Material shown ->
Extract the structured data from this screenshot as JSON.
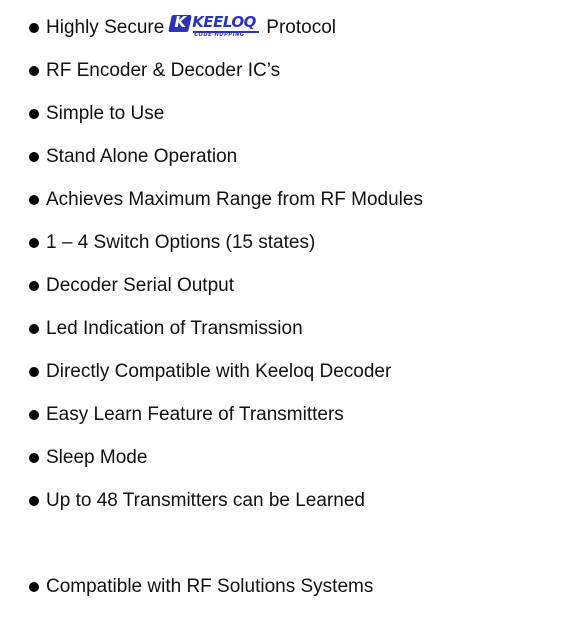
{
  "features": {
    "item_1": {
      "prefix": "Highly Secure",
      "logo_letter": "K",
      "logo_word": "KEELOQ",
      "logo_subtitle": "CODE HOPPING",
      "suffix": "Protocol"
    },
    "items": [
      "RF Encoder & Decoder IC’s",
      "Simple to Use",
      "Stand Alone Operation",
      "Achieves Maximum Range from RF Modules",
      "1 – 4 Switch Options (15 states)",
      "Decoder Serial Output",
      "Led Indication of Transmission",
      "Directly Compatible with Keeloq Decoder",
      "Easy Learn Feature of Transmitters",
      "Sleep Mode",
      "Up to 48 Transmitters can be Learned",
      "Compatible with RF Solutions Systems"
    ]
  },
  "colors": {
    "text": "#111111",
    "bullet": "#000000",
    "logo_blue": "#2b33b8"
  }
}
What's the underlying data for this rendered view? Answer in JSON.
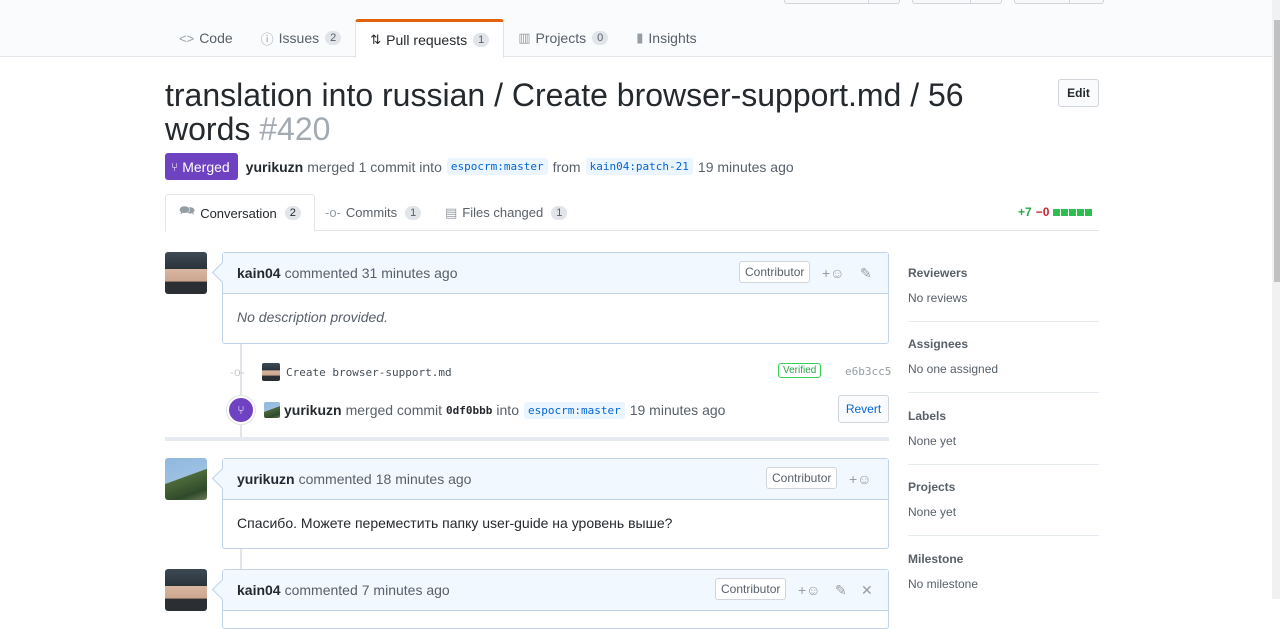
{
  "repo_nav": {
    "tabs": [
      {
        "icon": "code-icon",
        "glyph": "<>",
        "label": "Code",
        "count": ""
      },
      {
        "icon": "issue-icon",
        "glyph": "ⓘ",
        "label": "Issues",
        "count": "2"
      },
      {
        "icon": "pull-request-icon",
        "glyph": "⇅",
        "label": "Pull requests",
        "count": "1"
      },
      {
        "icon": "project-icon",
        "glyph": "▥",
        "label": "Projects",
        "count": "0"
      },
      {
        "icon": "graph-icon",
        "glyph": "▮",
        "label": "Insights",
        "count": ""
      }
    ]
  },
  "pr": {
    "title": "translation into russian / Create browser-support.md / 56 words",
    "number": "#420",
    "edit_label": "Edit",
    "state": "Merged",
    "author": "yurikuzn",
    "merged_text": "merged 1 commit into",
    "base_branch": "espocrm:master",
    "from_text": "from",
    "head_branch": "kain04:patch-21",
    "time": "19 minutes ago"
  },
  "pr_tabs": {
    "conversation": {
      "label": "Conversation",
      "count": "2"
    },
    "commits": {
      "label": "Commits",
      "count": "1"
    },
    "files": {
      "label": "Files changed",
      "count": "1"
    }
  },
  "diffstat": {
    "added": "+7",
    "removed": "−0"
  },
  "comments": [
    {
      "author": "kain04",
      "action": "commented",
      "time": "31 minutes ago",
      "badge": "Contributor",
      "body": "No description provided."
    },
    {
      "author": "yurikuzn",
      "action": "commented",
      "time": "18 minutes ago",
      "badge": "Contributor",
      "body": "Спасибо. Можете переместить папку user-guide на уровень выше?"
    },
    {
      "author": "kain04",
      "action": "commented",
      "time": "7 minutes ago",
      "badge": "Contributor",
      "body": ""
    }
  ],
  "commit": {
    "message": "Create browser-support.md",
    "verified": "Verified",
    "sha": "e6b3cc5"
  },
  "merge_event": {
    "author": "yurikuzn",
    "text": "merged commit",
    "sha": "0df0bbb",
    "into": "into",
    "branch": "espocrm:master",
    "time": "19 minutes ago",
    "revert_label": "Revert"
  },
  "sidebar": {
    "reviewers": {
      "label": "Reviewers",
      "value": "No reviews"
    },
    "assignees": {
      "label": "Assignees",
      "value": "No one assigned"
    },
    "labels": {
      "label": "Labels",
      "value": "None yet"
    },
    "projects": {
      "label": "Projects",
      "value": "None yet"
    },
    "milestone": {
      "label": "Milestone",
      "value": "No milestone"
    }
  },
  "colors": {
    "merged": "#6f42c1",
    "accent_tab": "#e36209",
    "link": "#0366d6",
    "add": "#28a745",
    "del": "#cb2431"
  }
}
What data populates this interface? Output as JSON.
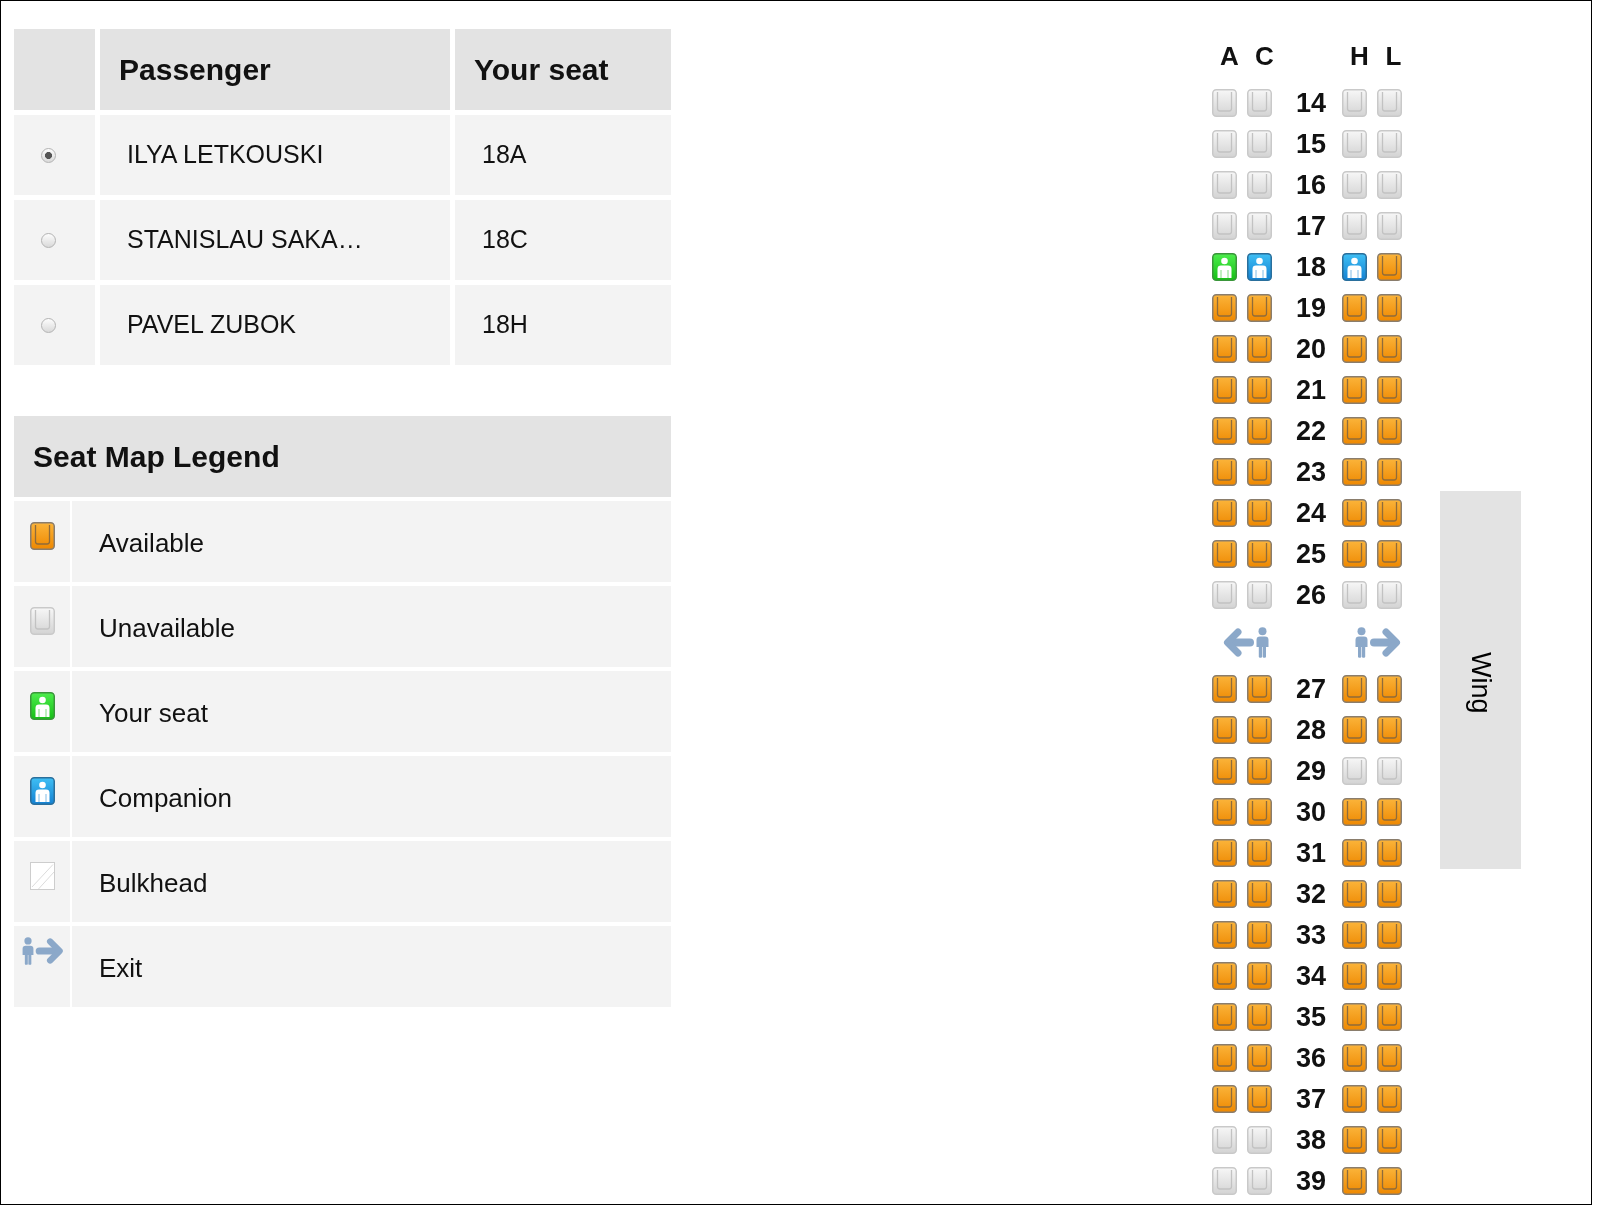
{
  "passengers": {
    "columns": [
      "Passenger",
      "Your seat"
    ],
    "rows": [
      {
        "selected": true,
        "name": "ILYA LETKOUSKI",
        "seat": "18A"
      },
      {
        "selected": false,
        "name": "STANISLAU SAKA…",
        "seat": "18C"
      },
      {
        "selected": false,
        "name": "PAVEL ZUBOK",
        "seat": "18H"
      }
    ]
  },
  "legend": {
    "title": "Seat Map Legend",
    "items": [
      {
        "kind": "available",
        "label": "Available"
      },
      {
        "kind": "unavailable",
        "label": "Unavailable"
      },
      {
        "kind": "your_seat",
        "label": "Your seat"
      },
      {
        "kind": "companion",
        "label": "Companion"
      },
      {
        "kind": "bulkhead",
        "label": "Bulkhead"
      },
      {
        "kind": "exit",
        "label": "Exit"
      }
    ]
  },
  "seat_map": {
    "left_columns": [
      "A",
      "C"
    ],
    "right_columns": [
      "H",
      "L"
    ],
    "rows": [
      {
        "kind": "seats",
        "number": "14",
        "seats": [
          {
            "kind": "unavailable"
          },
          {
            "kind": "unavailable"
          },
          {
            "kind": "unavailable"
          },
          {
            "kind": "unavailable"
          }
        ]
      },
      {
        "kind": "seats",
        "number": "15",
        "seats": [
          {
            "kind": "unavailable"
          },
          {
            "kind": "unavailable"
          },
          {
            "kind": "unavailable"
          },
          {
            "kind": "unavailable"
          }
        ]
      },
      {
        "kind": "seats",
        "number": "16",
        "seats": [
          {
            "kind": "unavailable"
          },
          {
            "kind": "unavailable"
          },
          {
            "kind": "unavailable"
          },
          {
            "kind": "unavailable"
          }
        ]
      },
      {
        "kind": "seats",
        "number": "17",
        "seats": [
          {
            "kind": "unavailable"
          },
          {
            "kind": "unavailable"
          },
          {
            "kind": "unavailable"
          },
          {
            "kind": "unavailable"
          }
        ]
      },
      {
        "kind": "seats",
        "number": "18",
        "seats": [
          {
            "kind": "your_seat"
          },
          {
            "kind": "companion"
          },
          {
            "kind": "companion"
          },
          {
            "kind": "available"
          }
        ]
      },
      {
        "kind": "seats",
        "number": "19",
        "seats": [
          {
            "kind": "available"
          },
          {
            "kind": "available"
          },
          {
            "kind": "available"
          },
          {
            "kind": "available"
          }
        ]
      },
      {
        "kind": "seats",
        "number": "20",
        "seats": [
          {
            "kind": "available"
          },
          {
            "kind": "available"
          },
          {
            "kind": "available"
          },
          {
            "kind": "available"
          }
        ]
      },
      {
        "kind": "seats",
        "number": "21",
        "seats": [
          {
            "kind": "available"
          },
          {
            "kind": "available"
          },
          {
            "kind": "available"
          },
          {
            "kind": "available"
          }
        ]
      },
      {
        "kind": "seats",
        "number": "22",
        "seats": [
          {
            "kind": "available"
          },
          {
            "kind": "available"
          },
          {
            "kind": "available"
          },
          {
            "kind": "available"
          }
        ]
      },
      {
        "kind": "seats",
        "number": "23",
        "seats": [
          {
            "kind": "available"
          },
          {
            "kind": "available"
          },
          {
            "kind": "available"
          },
          {
            "kind": "available"
          }
        ]
      },
      {
        "kind": "seats",
        "number": "24",
        "seats": [
          {
            "kind": "available"
          },
          {
            "kind": "available"
          },
          {
            "kind": "available"
          },
          {
            "kind": "available"
          }
        ]
      },
      {
        "kind": "seats",
        "number": "25",
        "seats": [
          {
            "kind": "available"
          },
          {
            "kind": "available"
          },
          {
            "kind": "available"
          },
          {
            "kind": "available"
          }
        ]
      },
      {
        "kind": "seats",
        "number": "26",
        "seats": [
          {
            "kind": "unavailable"
          },
          {
            "kind": "unavailable"
          },
          {
            "kind": "unavailable"
          },
          {
            "kind": "unavailable"
          }
        ]
      },
      {
        "kind": "exit"
      },
      {
        "kind": "seats",
        "number": "27",
        "seats": [
          {
            "kind": "available"
          },
          {
            "kind": "available"
          },
          {
            "kind": "available"
          },
          {
            "kind": "available"
          }
        ]
      },
      {
        "kind": "seats",
        "number": "28",
        "seats": [
          {
            "kind": "available"
          },
          {
            "kind": "available"
          },
          {
            "kind": "available"
          },
          {
            "kind": "available"
          }
        ]
      },
      {
        "kind": "seats",
        "number": "29",
        "seats": [
          {
            "kind": "available"
          },
          {
            "kind": "available"
          },
          {
            "kind": "unavailable"
          },
          {
            "kind": "unavailable"
          }
        ]
      },
      {
        "kind": "seats",
        "number": "30",
        "seats": [
          {
            "kind": "available"
          },
          {
            "kind": "available"
          },
          {
            "kind": "available"
          },
          {
            "kind": "available"
          }
        ]
      },
      {
        "kind": "seats",
        "number": "31",
        "seats": [
          {
            "kind": "available"
          },
          {
            "kind": "available"
          },
          {
            "kind": "available"
          },
          {
            "kind": "available"
          }
        ]
      },
      {
        "kind": "seats",
        "number": "32",
        "seats": [
          {
            "kind": "available"
          },
          {
            "kind": "available"
          },
          {
            "kind": "available"
          },
          {
            "kind": "available"
          }
        ]
      },
      {
        "kind": "seats",
        "number": "33",
        "seats": [
          {
            "kind": "available"
          },
          {
            "kind": "available"
          },
          {
            "kind": "available"
          },
          {
            "kind": "available"
          }
        ]
      },
      {
        "kind": "seats",
        "number": "34",
        "seats": [
          {
            "kind": "available"
          },
          {
            "kind": "available"
          },
          {
            "kind": "available"
          },
          {
            "kind": "available"
          }
        ]
      },
      {
        "kind": "seats",
        "number": "35",
        "seats": [
          {
            "kind": "available"
          },
          {
            "kind": "available"
          },
          {
            "kind": "available"
          },
          {
            "kind": "available"
          }
        ]
      },
      {
        "kind": "seats",
        "number": "36",
        "seats": [
          {
            "kind": "available"
          },
          {
            "kind": "available"
          },
          {
            "kind": "available"
          },
          {
            "kind": "available"
          }
        ]
      },
      {
        "kind": "seats",
        "number": "37",
        "seats": [
          {
            "kind": "available"
          },
          {
            "kind": "available"
          },
          {
            "kind": "available"
          },
          {
            "kind": "available"
          }
        ]
      },
      {
        "kind": "seats",
        "number": "38",
        "seats": [
          {
            "kind": "unavailable"
          },
          {
            "kind": "unavailable"
          },
          {
            "kind": "available"
          },
          {
            "kind": "available"
          }
        ]
      },
      {
        "kind": "seats",
        "number": "39",
        "seats": [
          {
            "kind": "unavailable"
          },
          {
            "kind": "unavailable"
          },
          {
            "kind": "available"
          },
          {
            "kind": "available"
          }
        ]
      }
    ]
  },
  "wing": {
    "label": "Wing"
  }
}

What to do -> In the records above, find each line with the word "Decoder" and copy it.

Result of the exercise ->
      "RF Encoder & Decoder IC’s",
      "Decoder Serial Output",
      "Directly Compatible with Keeloq Decoder",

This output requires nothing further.